Top Signs Your Menstrual Bleeding Is Too Heavy

Heavy bleeding is experienced by as many as 10 million American women every year and is commonly brought up with their gynecologists. The medical terminology used to describe the condition is menorrhagia, which is diagnosed if excessive bleeding continues for more than seven days. 

When heavy untreated bleeding is not addressed, it interferes with comfortable daily living, which can potentially cause anemia, a condition of iron deficiency. Anemia leads to fatigue, which can be considered one of the main concerns related to heavy bleeding. Invasive procedures that remove the tissue of the uterus are employed to stop the bleeding. 

So how much blood loss constitutes anemia? If the period flow is more than 80 ml, it could indicate the development of anemia.

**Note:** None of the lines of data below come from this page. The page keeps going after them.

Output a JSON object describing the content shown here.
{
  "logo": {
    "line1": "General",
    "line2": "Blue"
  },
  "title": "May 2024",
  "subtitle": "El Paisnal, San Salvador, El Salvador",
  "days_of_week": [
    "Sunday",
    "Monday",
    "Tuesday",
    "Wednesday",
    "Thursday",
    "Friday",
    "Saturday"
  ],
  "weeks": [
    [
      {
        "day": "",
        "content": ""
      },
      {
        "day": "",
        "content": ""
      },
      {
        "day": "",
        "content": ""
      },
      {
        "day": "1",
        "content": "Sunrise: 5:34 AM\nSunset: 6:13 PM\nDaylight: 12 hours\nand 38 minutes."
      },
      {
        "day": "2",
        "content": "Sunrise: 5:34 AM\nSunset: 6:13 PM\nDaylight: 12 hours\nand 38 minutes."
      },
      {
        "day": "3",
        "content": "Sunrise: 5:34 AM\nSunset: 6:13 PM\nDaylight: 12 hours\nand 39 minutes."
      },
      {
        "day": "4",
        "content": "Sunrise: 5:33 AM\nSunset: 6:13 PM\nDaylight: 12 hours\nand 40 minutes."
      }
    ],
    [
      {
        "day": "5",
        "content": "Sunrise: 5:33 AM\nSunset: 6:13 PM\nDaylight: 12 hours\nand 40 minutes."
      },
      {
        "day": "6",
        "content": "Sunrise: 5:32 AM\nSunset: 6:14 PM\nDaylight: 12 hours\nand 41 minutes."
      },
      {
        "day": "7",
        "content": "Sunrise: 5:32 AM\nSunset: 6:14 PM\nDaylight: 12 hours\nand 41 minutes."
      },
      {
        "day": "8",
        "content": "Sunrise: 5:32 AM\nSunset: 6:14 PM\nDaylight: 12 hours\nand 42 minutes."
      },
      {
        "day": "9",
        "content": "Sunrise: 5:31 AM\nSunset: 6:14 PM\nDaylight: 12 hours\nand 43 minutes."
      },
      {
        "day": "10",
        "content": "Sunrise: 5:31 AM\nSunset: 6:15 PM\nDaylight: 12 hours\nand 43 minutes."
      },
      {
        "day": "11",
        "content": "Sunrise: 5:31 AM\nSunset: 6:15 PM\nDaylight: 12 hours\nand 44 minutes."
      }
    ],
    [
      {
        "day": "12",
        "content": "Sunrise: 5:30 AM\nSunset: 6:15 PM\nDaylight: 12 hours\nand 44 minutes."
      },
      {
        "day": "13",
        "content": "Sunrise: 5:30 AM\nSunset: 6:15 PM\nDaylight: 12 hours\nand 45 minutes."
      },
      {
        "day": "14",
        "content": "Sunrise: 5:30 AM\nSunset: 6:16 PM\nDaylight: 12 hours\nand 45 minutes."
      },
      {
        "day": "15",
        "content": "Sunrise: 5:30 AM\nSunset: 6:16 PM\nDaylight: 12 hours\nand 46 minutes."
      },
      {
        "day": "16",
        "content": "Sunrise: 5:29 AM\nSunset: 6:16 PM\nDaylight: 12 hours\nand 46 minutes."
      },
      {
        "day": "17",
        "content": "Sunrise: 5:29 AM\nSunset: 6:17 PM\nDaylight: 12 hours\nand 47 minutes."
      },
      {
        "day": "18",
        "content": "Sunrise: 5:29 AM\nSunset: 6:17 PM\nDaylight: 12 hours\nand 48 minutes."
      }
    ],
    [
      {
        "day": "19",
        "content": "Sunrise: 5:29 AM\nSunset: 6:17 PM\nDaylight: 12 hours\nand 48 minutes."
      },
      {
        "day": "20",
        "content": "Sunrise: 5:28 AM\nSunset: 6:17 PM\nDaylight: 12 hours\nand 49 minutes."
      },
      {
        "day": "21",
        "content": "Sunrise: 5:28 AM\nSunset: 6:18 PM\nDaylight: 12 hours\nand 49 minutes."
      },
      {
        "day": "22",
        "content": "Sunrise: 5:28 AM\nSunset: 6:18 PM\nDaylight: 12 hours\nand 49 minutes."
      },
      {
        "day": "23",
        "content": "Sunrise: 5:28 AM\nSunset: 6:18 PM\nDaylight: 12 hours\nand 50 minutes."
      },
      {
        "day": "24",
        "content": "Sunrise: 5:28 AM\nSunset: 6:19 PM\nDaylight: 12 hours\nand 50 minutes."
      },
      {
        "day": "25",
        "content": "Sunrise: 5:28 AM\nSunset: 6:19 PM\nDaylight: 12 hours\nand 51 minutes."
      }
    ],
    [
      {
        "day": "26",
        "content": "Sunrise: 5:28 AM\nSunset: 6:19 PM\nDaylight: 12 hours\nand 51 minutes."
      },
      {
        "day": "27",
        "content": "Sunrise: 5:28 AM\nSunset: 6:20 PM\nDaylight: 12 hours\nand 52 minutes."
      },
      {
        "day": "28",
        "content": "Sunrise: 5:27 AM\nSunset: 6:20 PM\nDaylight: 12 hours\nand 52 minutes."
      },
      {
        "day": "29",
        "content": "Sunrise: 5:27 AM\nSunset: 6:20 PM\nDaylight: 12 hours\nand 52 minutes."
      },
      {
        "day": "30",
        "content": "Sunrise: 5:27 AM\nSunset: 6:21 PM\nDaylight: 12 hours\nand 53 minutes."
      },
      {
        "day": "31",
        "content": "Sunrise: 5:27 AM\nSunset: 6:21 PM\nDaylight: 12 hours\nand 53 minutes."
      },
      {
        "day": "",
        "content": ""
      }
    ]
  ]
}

However, a consistent heavy period every month without other distressing health symptoms is normal for young women. 

In most cases, irregular periods and occasional heavy bleeding does not pose a major health risk. When girls are in their adolescence, their periods start off being irregular  or heavy because the hormonal cycle has not yet been fully developed. 

For adults, when the irregularity is accompanied with heavy period flow and when bleeding occurs after the menstrual cycle ends, it could turn problematic. However, the definition of heavy flow varies from woman to woman according to each person’s preference. Some women change their tampon or pad the moment they spot blood or every time they use the loo, which is why the correct signs of your periods being too heavy are important to know. 

Here are some of the top worrying and legitimate signs that indicate heavy bleeding is a cause for concern. 

  1. Bleeding for more than a week is not normal.
  2. When you have to change your pad every hour because it is soaking wet. 
  3. When you wake up in the middle of the night to change the pad or tampon. 
  4. Using double or more sanitary tools to contain excessive menstrual flow. 
  5. When you can spot blood clots in your flow. 
  6. Inability to go about the day normally without physical limitations. 
  7. Breathlessness or fatigue. 
  8. Pregnancy could cause heavy bleeding. 
  9. Painful menstrual cramps. 

Some of the causes are fibroids, endometrial polyps, endometriosis, pelvic inflammatory disease, cancer and polycystic ovarian syndrome (PCOS)

pads Pads Photo courtesy of Shutterstock